(TASK MATERIAL begins)

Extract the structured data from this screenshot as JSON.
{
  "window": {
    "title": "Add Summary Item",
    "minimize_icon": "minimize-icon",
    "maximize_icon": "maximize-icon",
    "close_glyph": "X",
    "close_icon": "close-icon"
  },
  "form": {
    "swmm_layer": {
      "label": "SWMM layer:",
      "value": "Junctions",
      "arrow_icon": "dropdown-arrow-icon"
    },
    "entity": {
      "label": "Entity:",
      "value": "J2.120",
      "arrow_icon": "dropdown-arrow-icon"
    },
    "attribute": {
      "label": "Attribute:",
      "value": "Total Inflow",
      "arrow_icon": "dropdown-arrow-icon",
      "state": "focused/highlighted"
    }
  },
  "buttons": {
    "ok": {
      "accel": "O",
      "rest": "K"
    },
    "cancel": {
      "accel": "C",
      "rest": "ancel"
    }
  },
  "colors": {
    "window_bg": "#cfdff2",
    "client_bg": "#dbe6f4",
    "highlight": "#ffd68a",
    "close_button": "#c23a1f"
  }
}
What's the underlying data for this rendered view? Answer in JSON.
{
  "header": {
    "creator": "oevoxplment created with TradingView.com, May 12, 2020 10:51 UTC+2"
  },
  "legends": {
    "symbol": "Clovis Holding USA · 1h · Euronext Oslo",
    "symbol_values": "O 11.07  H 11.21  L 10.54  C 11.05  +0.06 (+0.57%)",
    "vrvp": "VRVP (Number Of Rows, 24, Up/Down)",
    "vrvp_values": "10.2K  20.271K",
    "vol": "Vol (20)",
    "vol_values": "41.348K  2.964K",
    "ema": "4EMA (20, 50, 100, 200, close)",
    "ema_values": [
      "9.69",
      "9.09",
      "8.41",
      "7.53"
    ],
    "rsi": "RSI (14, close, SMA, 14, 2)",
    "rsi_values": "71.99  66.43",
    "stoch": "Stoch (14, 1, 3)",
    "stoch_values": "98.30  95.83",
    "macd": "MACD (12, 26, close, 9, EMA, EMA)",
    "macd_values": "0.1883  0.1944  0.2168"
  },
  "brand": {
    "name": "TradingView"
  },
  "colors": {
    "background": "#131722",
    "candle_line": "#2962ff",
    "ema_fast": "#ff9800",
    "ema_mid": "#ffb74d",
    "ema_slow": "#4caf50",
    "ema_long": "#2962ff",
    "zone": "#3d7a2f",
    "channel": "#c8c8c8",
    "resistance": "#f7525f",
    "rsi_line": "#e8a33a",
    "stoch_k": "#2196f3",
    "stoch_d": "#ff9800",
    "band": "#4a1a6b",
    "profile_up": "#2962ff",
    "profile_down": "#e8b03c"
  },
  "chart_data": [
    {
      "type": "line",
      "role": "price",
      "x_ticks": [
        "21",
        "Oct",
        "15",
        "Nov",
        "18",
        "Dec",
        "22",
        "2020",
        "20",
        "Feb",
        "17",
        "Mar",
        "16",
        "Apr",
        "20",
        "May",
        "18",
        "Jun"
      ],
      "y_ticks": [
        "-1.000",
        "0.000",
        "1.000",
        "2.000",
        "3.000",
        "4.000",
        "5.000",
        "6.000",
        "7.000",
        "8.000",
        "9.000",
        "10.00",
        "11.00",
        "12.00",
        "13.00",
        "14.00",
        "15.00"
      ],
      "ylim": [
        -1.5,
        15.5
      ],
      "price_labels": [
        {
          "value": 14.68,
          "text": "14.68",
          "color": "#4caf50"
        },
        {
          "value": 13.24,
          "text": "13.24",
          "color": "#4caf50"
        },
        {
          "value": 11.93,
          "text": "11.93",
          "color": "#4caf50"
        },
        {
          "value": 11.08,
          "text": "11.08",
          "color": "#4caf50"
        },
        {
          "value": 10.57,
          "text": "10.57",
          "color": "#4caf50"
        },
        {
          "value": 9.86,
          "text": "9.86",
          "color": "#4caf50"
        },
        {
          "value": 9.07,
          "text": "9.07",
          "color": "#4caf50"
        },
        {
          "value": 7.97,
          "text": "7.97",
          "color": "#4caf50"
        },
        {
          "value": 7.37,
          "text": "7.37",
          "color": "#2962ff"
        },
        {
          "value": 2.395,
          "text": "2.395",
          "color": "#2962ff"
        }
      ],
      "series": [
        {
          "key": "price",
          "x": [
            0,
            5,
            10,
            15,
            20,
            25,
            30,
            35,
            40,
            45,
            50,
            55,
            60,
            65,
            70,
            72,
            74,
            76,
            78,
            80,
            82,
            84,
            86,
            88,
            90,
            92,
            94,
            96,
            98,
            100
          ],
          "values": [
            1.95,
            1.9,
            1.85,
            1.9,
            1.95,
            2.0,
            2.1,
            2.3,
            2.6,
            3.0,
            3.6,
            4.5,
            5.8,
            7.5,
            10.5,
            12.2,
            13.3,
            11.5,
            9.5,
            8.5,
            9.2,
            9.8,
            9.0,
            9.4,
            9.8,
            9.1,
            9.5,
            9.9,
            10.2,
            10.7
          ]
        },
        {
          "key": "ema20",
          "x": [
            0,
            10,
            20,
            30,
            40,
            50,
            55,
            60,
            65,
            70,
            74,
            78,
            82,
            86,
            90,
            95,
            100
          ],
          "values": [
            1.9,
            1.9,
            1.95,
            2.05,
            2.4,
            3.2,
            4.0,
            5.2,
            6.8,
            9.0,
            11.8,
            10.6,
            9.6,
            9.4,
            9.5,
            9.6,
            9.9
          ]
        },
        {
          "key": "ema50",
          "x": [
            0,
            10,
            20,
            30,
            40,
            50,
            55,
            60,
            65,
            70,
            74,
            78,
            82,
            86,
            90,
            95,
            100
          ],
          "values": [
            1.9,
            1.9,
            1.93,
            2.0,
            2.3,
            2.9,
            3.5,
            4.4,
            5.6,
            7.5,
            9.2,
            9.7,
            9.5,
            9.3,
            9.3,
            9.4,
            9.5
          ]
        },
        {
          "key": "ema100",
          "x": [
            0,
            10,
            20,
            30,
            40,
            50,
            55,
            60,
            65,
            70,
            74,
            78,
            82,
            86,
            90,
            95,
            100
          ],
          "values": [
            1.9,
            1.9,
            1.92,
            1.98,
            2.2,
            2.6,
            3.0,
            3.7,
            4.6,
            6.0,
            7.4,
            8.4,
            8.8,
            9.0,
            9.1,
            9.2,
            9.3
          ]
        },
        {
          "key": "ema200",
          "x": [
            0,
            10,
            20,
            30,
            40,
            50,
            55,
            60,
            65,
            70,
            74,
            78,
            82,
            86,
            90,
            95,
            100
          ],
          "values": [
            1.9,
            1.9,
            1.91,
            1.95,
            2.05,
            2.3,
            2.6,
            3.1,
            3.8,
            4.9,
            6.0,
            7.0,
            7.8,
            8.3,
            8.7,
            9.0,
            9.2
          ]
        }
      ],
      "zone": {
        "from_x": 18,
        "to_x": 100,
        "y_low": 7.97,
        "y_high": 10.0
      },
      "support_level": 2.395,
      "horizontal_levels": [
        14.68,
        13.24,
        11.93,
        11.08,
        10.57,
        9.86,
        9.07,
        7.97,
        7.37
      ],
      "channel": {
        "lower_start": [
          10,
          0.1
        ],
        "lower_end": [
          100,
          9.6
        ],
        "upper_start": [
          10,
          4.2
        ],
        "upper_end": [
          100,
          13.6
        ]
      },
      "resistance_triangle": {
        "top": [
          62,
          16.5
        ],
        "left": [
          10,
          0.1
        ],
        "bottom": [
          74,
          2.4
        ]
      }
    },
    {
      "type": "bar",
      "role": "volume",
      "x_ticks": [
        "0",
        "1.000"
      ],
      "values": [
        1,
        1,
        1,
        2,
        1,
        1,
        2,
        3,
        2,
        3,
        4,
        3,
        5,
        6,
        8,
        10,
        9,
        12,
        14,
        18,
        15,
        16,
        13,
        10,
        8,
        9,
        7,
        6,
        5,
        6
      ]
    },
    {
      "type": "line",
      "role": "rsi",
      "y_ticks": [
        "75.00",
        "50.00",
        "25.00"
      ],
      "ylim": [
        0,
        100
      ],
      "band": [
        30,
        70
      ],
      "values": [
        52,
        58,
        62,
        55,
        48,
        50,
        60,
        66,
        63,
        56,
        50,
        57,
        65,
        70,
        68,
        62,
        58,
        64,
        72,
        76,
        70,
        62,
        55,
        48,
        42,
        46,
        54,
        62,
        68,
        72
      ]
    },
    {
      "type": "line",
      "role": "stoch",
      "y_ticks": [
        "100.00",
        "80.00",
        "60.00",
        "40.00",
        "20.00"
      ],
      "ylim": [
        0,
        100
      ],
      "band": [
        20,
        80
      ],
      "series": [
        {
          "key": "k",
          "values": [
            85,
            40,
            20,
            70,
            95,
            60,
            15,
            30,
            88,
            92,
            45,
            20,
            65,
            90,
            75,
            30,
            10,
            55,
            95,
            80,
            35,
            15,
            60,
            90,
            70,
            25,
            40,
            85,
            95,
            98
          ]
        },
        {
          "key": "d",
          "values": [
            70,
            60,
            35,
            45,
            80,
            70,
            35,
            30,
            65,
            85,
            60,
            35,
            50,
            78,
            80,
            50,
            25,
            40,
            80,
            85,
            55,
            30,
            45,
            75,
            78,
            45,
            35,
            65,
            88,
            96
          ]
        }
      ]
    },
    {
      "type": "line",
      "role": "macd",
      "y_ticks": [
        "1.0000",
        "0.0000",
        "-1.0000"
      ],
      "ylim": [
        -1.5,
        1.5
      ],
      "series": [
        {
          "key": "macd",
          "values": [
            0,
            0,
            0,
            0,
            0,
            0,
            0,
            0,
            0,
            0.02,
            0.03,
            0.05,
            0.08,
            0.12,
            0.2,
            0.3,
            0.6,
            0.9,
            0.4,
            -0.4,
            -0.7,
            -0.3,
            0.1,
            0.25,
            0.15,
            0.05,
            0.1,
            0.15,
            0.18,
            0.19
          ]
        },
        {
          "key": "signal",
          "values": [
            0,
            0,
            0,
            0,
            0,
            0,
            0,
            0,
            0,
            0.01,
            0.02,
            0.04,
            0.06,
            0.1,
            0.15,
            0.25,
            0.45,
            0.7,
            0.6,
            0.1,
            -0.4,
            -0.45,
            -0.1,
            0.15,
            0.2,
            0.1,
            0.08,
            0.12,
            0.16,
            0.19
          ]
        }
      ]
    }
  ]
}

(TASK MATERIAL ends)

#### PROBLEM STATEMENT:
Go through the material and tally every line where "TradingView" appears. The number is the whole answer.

#### RESULT OF THIS TASK:
2